Publication details for Prof Richard MasseyFaure, C., Kneib, J.-P., Hilbert, S., Massey, R., Covone, G., Finoguenov, A., Leauthaud, A., Taylor, J.E., Pires, S., Scoville, N. & Koekemoer, A.M. (2009). On the contribution of large-scale structure to strong gravitational lensing. Astrophysical journal 695(2): 1233.
- Publication type: Journal Article
- ISSN/ISBN: 0004-637X, 1538-4357
- DOI: 10.1088/0004-637X/695/2/1233
- Keywords: Galaxies: abundances, Gravitational lensing, Large-scale structure of universe.
- Further publication details on publisher web site
- Durham Research Online (DRO) - may include full text
Author(s) from Durham
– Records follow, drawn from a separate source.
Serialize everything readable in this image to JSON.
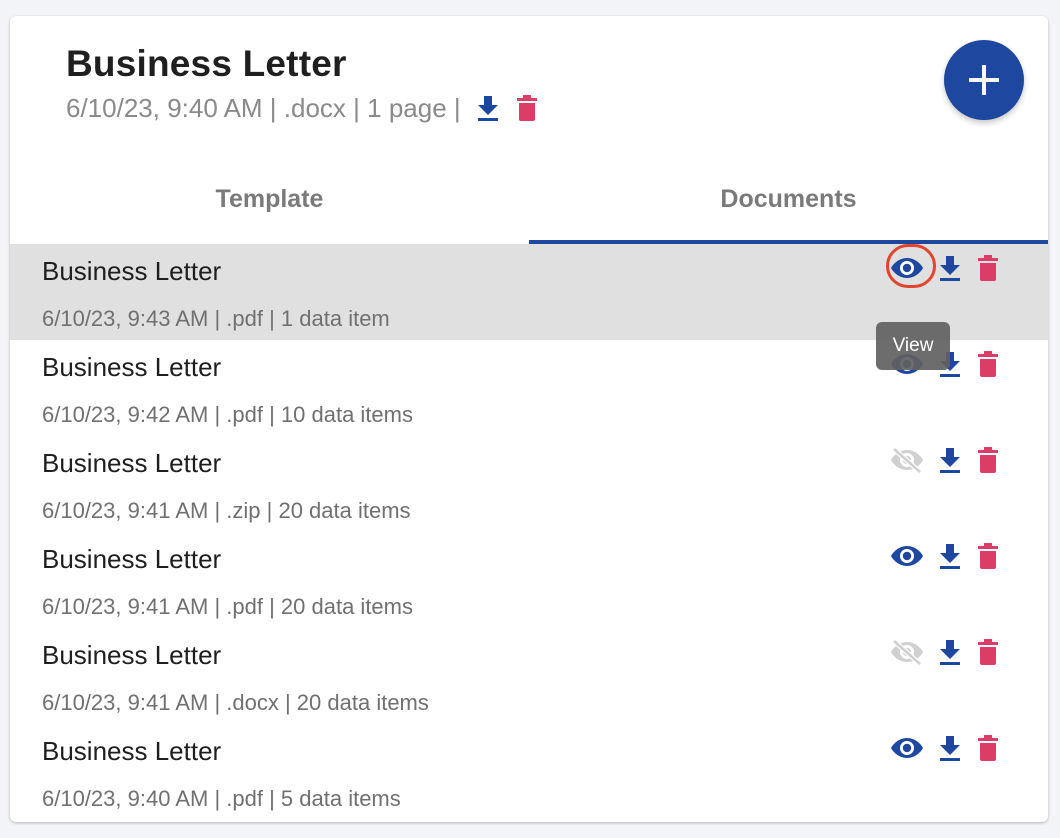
{
  "template": {
    "title": "Business Letter",
    "meta": "6/10/23, 9:40 AM | .docx | 1 page |"
  },
  "fab": {
    "icon": "plus-icon"
  },
  "tabs": [
    {
      "label": "Template",
      "active": false
    },
    {
      "label": "Documents",
      "active": true
    }
  ],
  "tooltip": "View",
  "documents": [
    {
      "title": "Business Letter",
      "meta": "6/10/23, 9:43 AM | .pdf | 1 data item",
      "viewable": true,
      "hovered": true
    },
    {
      "title": "Business Letter",
      "meta": "6/10/23, 9:42 AM | .pdf | 10 data items",
      "viewable": true,
      "hovered": false
    },
    {
      "title": "Business Letter",
      "meta": "6/10/23, 9:41 AM | .zip | 20 data items",
      "viewable": false,
      "hovered": false
    },
    {
      "title": "Business Letter",
      "meta": "6/10/23, 9:41 AM | .pdf | 20 data items",
      "viewable": true,
      "hovered": false
    },
    {
      "title": "Business Letter",
      "meta": "6/10/23, 9:41 AM | .docx | 20 data items",
      "viewable": false,
      "hovered": false
    },
    {
      "title": "Business Letter",
      "meta": "6/10/23, 9:40 AM | .pdf | 5 data items",
      "viewable": true,
      "hovered": false
    }
  ],
  "colors": {
    "primary": "#1e47a0",
    "danger": "#dc3d66",
    "disabled": "#d0d0d0",
    "highlight_ring": "#e0452f"
  }
}
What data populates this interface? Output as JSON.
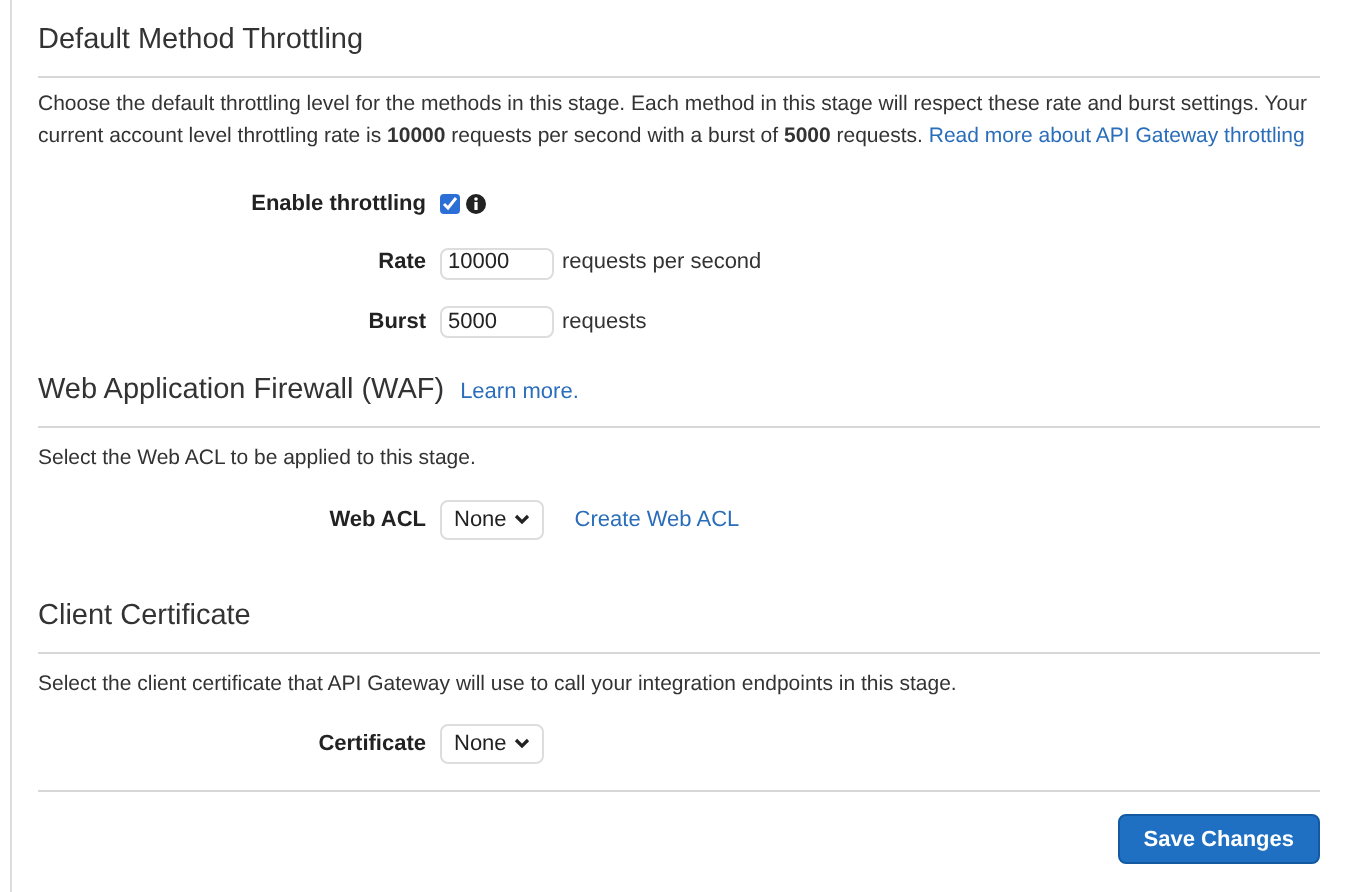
{
  "throttling": {
    "title": "Default Method Throttling",
    "description": "Choose the default throttling level for the methods in this stage. Each method in this stage will respect these rate and burst settings. Your current account level throttling rate is **10000** requests per second with a burst of **5000** requests.",
    "link": "Read more about API Gateway throttling",
    "enable": {
      "label": "Enable throttling",
      "checked": true
    },
    "fields": [
      {
        "label": "Rate",
        "value": "10000",
        "unit": "requests per second"
      },
      {
        "label": "Burst",
        "value": "5000",
        "unit": "requests"
      }
    ]
  },
  "waf": {
    "title": "Web Application Firewall (WAF)",
    "link": "Learn more.",
    "description": "Select the Web ACL to be applied to this stage.",
    "label": "Web ACL",
    "value": "None",
    "action": "Create Web ACL"
  },
  "certificate": {
    "title": "Client Certificate",
    "description": "Select the client certificate that API Gateway will use to call your integration endpoints in this stage.",
    "label": "Certificate",
    "value": "None"
  },
  "save_button": "Save Changes"
}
We study the correlation between the locations of galaxy-galaxy strong-lensing candidates and tracers of large-scale structure from both weak lensing (WL) or X-ray emission. The Cosmological Evolution Survey (COSMOS) is a unique data set, combining deep, high resolution and contiguous imaging in which strong lenses have been discovered, plus unparalleled multiwavelength coverage. To help interpret the COSMOS data, we have also produced mock COSMOS strong- and WL observations, based on ray-tracing through the Millennium Simulation. In agreement with the simulations, we find that strongly lensed images with the largest angular separations are found in the densest regions of the COSMOS field. This is explained by a prevalence among the lens population in dense environments of elliptical galaxies with high total-to-stellar mass ratios, which can deflect light through larger angles. However, we also find that the overall fraction of elliptical galaxies with strong gravitational lensing is independent of the local mass density; this observation is not true of the simulations, which predict an increasing fraction of strong lenses in dense environments. The discrepancy may be a real effect, but could also be explained by various limitations of our analysis. For example, our visual search of strong lens systems could be incomplete and suffer from selection bias; the luminosity function of elliptical galaxies may differ between our real and simulated data; or the simplifying assumptions and approximations used in our lensing simulations may be inadequate. Work is therefore ongoing. Automated searches for strong lens systems will be particularly important in better constraining the selection function.